The Solid Waste Utility Control Act of 1970, N.J.S.A. 48:13A-3(b), defines solid waste collection as "the activity related to pick-up and transportation of solid waste from its source or location to a disposal site." A transfer station is defined as, "A facility at which solid waste is transferred from collection vehicles to haulage vehicles for transportation to a solid waste facility." N.J.A.C. 7:26-1.4.
Plaintiff argues that when the Legislature required approval by referendum pursuant to N.J.S.A. 40:48-18 of any "property or service defined as a `public utility'" it intended to include more than an operating public utility within its provisions. He argues that the statute indicates the facility need not actually be a public utility to require voter approval, but only one of the properties or services listed in N.J.S.A. 48:2-13. By implication, plaintiff argues, that had the Legislature intended otherwise, the statute would have read "no municipality may operate any public utility as defined by section 48:2-13," rather than "no municipality * * * may * * * operate any property or service defined as a `public utility' by section 48:2-13."
We disagree. What N.J.S.A. 40:48-18 refers to is not a physical structure such as a solid waste collection plant but rather the use thereof in the maintenance and operation of a "public utility." The term "public utility" as defined in N.J.S.A. 48:2-13, by its terms, is intended to refer to one maintaining and operating a business or service "for public use under privileges granted or hereafter to be granted by this State or any political subdivision thereof." It refers to one granted a franchise.
It has long been established that a public utility may not operate without a franchise granting such a right. * * * Generally speaking, a franchise is a privilege of a public nature conferred by government on an individual or corporation to do that "which does not belong to the citizens of the country generally by common right." In the case of public utilities, it means permission to operate a business, peculiarly of a public nature and generally monopolistic. * * * [ In re Petition of South Lakewood Water Co., 61 N.J. 230, 238 (1972)]
See also, In re Complaint by Morris Tp., 49 N.J. 194 , 204 (1967).
A municipality, or two municipalities jointly, exercising solely for the benefit of their respective inhabitants, the "discretionary power to provide a municipal service for the collection and disposal of garbage" ( Pleasure Bay Apts. v. Long Branch, 66 N.J. 79 , 84 (1974)), within the municipality, is not operating a public utility pursuant to a franchise granted. See also, Capasso v. Pucillo, 132 N.J. Super. 542 (Ch.Div. 1974), aff'd 132 N.J. Super. 473 (App.Div.), certif. den. 65 N.J. 576 (1974). It follows that voter approval pursuant to N.J.S.A. 40:48-18 is not necessary here.
Having reached this conclusion, it is unnecessary for us to decide whether the provisions of the Interlocal Services Act, N.J.S.A. 40:8A-1 et seq., omitting as it does all requirements for referendum approval of contracts entered into pursuant to the provisions thereof, is an implied repeal of the requirements of N.J.S.A. 40:48-18 for the conduct of a referendum insofar as public utilities may be the subject matter of such contracts.
The agreement between the defendants provides that, if both parties agree, the facilities may be made available to others than the two contracting parties.
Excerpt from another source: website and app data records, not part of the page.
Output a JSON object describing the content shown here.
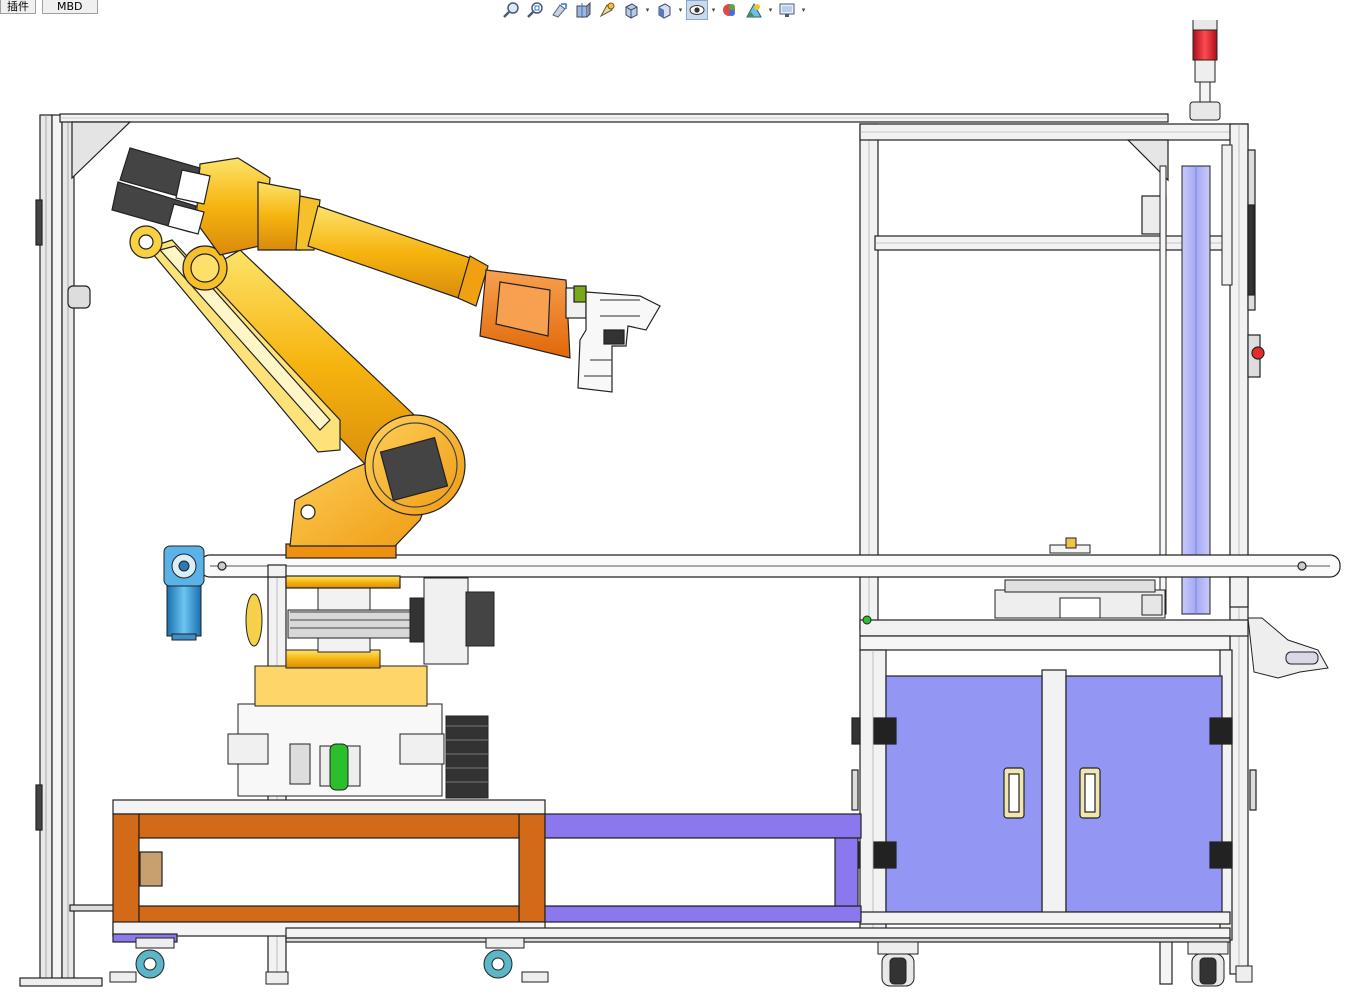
{
  "tabs": [
    {
      "label": "插件"
    },
    {
      "label": "MBD"
    }
  ],
  "toolbar": {
    "buttons": [
      {
        "icon": "zoom-to-fit-icon"
      },
      {
        "icon": "zoom-to-area-icon"
      },
      {
        "icon": "previous-view-icon"
      },
      {
        "icon": "section-view-icon"
      },
      {
        "icon": "dynamic-annotation-icon"
      },
      {
        "icon": "view-orientation-icon",
        "dropdown": true
      },
      {
        "icon": "display-style-icon",
        "dropdown": true
      },
      {
        "icon": "hide-show-items-icon",
        "dropdown": true,
        "active": true
      },
      {
        "icon": "edit-appearance-icon"
      },
      {
        "icon": "apply-scene-icon",
        "dropdown": true
      },
      {
        "icon": "view-settings-icon",
        "dropdown": true
      }
    ]
  },
  "viewport": {
    "model": "robot-arm-workcell-assembly",
    "colors": {
      "robot": "#f6b40e",
      "robot_dark": "#e08a0a",
      "tool": "#f07818",
      "cabinet_door": "#9496f4",
      "frame_base": "#d26a18",
      "rail": "#8c78ee",
      "beacon": "#e8202c",
      "motor": "#3fa3e0",
      "guide": "#b4b8f6"
    }
  }
}
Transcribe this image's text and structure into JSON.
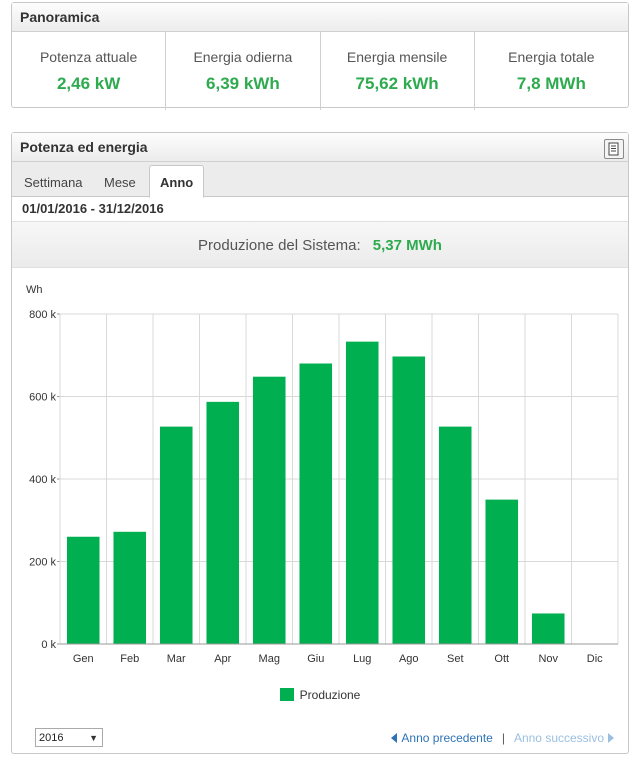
{
  "overview": {
    "title": "Panoramica",
    "cells": [
      {
        "label": "Potenza attuale",
        "value": "2,46 kW"
      },
      {
        "label": "Energia odierna",
        "value": "6,39 kWh"
      },
      {
        "label": "Energia mensile",
        "value": "75,62 kWh"
      },
      {
        "label": "Energia totale",
        "value": "7,8 MWh"
      }
    ]
  },
  "energy": {
    "title": "Potenza ed energia",
    "export_icon": "export-document-icon",
    "tabs": [
      "Settimana",
      "Mese",
      "Anno"
    ],
    "active_tab": "Anno",
    "date_range": "01/01/2016 - 31/12/2016",
    "production_label": "Produzione del Sistema:",
    "production_value": "5,37 MWh",
    "year_select": "2016",
    "prev_link": "Anno precedente",
    "next_link": "Anno successivo",
    "link_separator": "|"
  },
  "colors": {
    "accent_green": "#2eaa4f",
    "bar_green": "#00b050",
    "link_blue": "#2e73b8"
  },
  "chart_data": {
    "type": "bar",
    "ylabel": "Wh",
    "categories": [
      "Gen",
      "Feb",
      "Mar",
      "Apr",
      "Mag",
      "Giu",
      "Lug",
      "Ago",
      "Set",
      "Ott",
      "Nov",
      "Dic"
    ],
    "series": [
      {
        "name": "Produzione",
        "values": [
          260000,
          272000,
          527000,
          587000,
          648000,
          680000,
          733000,
          697000,
          527000,
          350000,
          74000,
          0
        ]
      }
    ],
    "ylim": [
      0,
      800000
    ],
    "yticks": [
      0,
      200000,
      400000,
      600000,
      800000
    ],
    "ytick_labels": [
      "0 k",
      "200 k",
      "400 k",
      "600 k",
      "800 k"
    ],
    "grid": true,
    "legend": "bottom"
  }
}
Should the parties proceed to do so, the operation of the joint project may then become a "public utility" requiring approval at a referendum pursuant to N.J.S.A. 40:48-18 for the maintenance and operation of the facility for others. That, however, is not the situation now presented to us, and we express no opinion thereon.